- In the USA, UK, Japan, Western Europe, Australia, and New Zealand it is safe to flush toilet paper.
- In some regions of Europe, South Africa, and Mexico it is safe to flush toilet paper.
- It is rarely safe to flush toilet paper in Latin America, mainland Asia, and Africa.
- When it is not safe to flush toilet paper, dispose of paper in the trash.
In many parts of the world, the plumbing system is not designed to handle toilet paper. So, used toilet paper is thrown into the trash. This is common in many parts of Asia, Latin America, and Africa. When visiting or living abroad, check for information on local customs before flushing toilet paper. Flushing toilet paper in the wrong part of the world could cause a clog.
Can Too Much Toilet Paper Clog a Sewer Line?
Using too much toilet paper can clog your toilet drains or sewer line. Here are the facts:
- Attempting to flush more than eight squares of toilet paper at once increases the risk of a clog.
- Use fast-dissolving toilet paper to avoid clogs.
- Most one-ply toilet papers dissolve faster and help prevent clogs.
- Never flush anything other than toilet paper—flushable wipes and facial tissue cause major clogs.
- In many cases, water breaks up toilet paper clogs in about 30 minutes.
- Wait half an hour, then try to re-flush a toilet clogged with toilet paper.
- For stubborn clogs, use a plunger or toilet snake.
- Pour septic treatment chemicals into a toilet to destroy stubborn toilet paper clogs.
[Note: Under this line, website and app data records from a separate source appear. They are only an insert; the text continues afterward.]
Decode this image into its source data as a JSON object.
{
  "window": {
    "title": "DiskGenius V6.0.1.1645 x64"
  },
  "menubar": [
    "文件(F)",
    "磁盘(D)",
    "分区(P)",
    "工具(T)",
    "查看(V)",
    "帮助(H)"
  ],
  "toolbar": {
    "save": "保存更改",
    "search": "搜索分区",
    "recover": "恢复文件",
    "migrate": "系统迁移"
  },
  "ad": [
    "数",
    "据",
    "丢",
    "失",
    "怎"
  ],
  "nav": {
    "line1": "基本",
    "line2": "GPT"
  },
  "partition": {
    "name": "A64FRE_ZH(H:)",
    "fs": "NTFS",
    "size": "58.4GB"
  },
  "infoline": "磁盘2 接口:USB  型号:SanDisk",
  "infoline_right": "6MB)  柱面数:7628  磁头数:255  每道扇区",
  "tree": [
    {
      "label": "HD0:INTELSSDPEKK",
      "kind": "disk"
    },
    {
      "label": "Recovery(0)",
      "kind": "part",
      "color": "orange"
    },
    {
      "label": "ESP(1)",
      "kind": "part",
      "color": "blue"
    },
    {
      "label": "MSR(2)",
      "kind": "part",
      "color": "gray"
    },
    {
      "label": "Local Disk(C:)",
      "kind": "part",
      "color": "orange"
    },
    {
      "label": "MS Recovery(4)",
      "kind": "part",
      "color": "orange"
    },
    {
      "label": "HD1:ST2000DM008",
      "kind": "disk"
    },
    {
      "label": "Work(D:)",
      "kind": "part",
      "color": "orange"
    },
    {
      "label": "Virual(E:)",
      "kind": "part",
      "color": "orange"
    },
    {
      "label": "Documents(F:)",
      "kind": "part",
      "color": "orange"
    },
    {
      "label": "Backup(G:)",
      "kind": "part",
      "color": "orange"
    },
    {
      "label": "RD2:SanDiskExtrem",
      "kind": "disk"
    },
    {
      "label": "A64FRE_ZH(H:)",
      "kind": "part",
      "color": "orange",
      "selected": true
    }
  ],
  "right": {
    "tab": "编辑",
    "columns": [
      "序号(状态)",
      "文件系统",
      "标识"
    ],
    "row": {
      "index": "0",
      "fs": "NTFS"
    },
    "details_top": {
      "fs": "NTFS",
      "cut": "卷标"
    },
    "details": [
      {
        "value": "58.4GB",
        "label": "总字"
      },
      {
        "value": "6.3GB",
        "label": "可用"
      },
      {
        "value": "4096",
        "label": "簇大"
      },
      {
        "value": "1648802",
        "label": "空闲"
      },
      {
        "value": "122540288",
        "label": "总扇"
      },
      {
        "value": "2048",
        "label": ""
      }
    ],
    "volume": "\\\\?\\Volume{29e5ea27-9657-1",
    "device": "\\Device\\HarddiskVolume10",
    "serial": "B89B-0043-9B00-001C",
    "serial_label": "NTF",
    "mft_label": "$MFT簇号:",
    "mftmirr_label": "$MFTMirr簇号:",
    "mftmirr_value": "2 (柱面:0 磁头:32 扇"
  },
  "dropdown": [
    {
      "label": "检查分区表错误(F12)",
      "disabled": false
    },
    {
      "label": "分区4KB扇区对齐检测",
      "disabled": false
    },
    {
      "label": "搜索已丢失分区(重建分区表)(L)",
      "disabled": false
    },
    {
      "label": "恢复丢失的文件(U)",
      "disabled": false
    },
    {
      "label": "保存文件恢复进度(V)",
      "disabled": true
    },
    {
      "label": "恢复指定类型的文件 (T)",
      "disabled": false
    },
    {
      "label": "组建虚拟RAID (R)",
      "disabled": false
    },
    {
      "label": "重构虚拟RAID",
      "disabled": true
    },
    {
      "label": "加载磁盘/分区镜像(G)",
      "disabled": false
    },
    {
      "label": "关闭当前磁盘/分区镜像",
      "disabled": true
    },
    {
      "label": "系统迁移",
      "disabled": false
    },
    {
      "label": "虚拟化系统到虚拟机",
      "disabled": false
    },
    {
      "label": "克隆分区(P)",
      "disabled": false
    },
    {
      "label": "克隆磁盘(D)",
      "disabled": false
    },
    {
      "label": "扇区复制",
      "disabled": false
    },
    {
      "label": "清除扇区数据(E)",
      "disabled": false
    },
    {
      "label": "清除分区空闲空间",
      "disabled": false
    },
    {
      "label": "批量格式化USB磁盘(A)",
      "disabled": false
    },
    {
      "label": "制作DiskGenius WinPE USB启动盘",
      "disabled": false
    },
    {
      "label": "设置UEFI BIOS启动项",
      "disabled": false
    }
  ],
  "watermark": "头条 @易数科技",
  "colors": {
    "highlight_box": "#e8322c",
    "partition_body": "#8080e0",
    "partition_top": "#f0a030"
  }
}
With these quick rules, you’ll easily be able to avoid and combat toilet paper clogs. More, thicker toilet paper increases the risk of clogs. So, use a quick-dissolving toilet paper to prevent repeated clogs.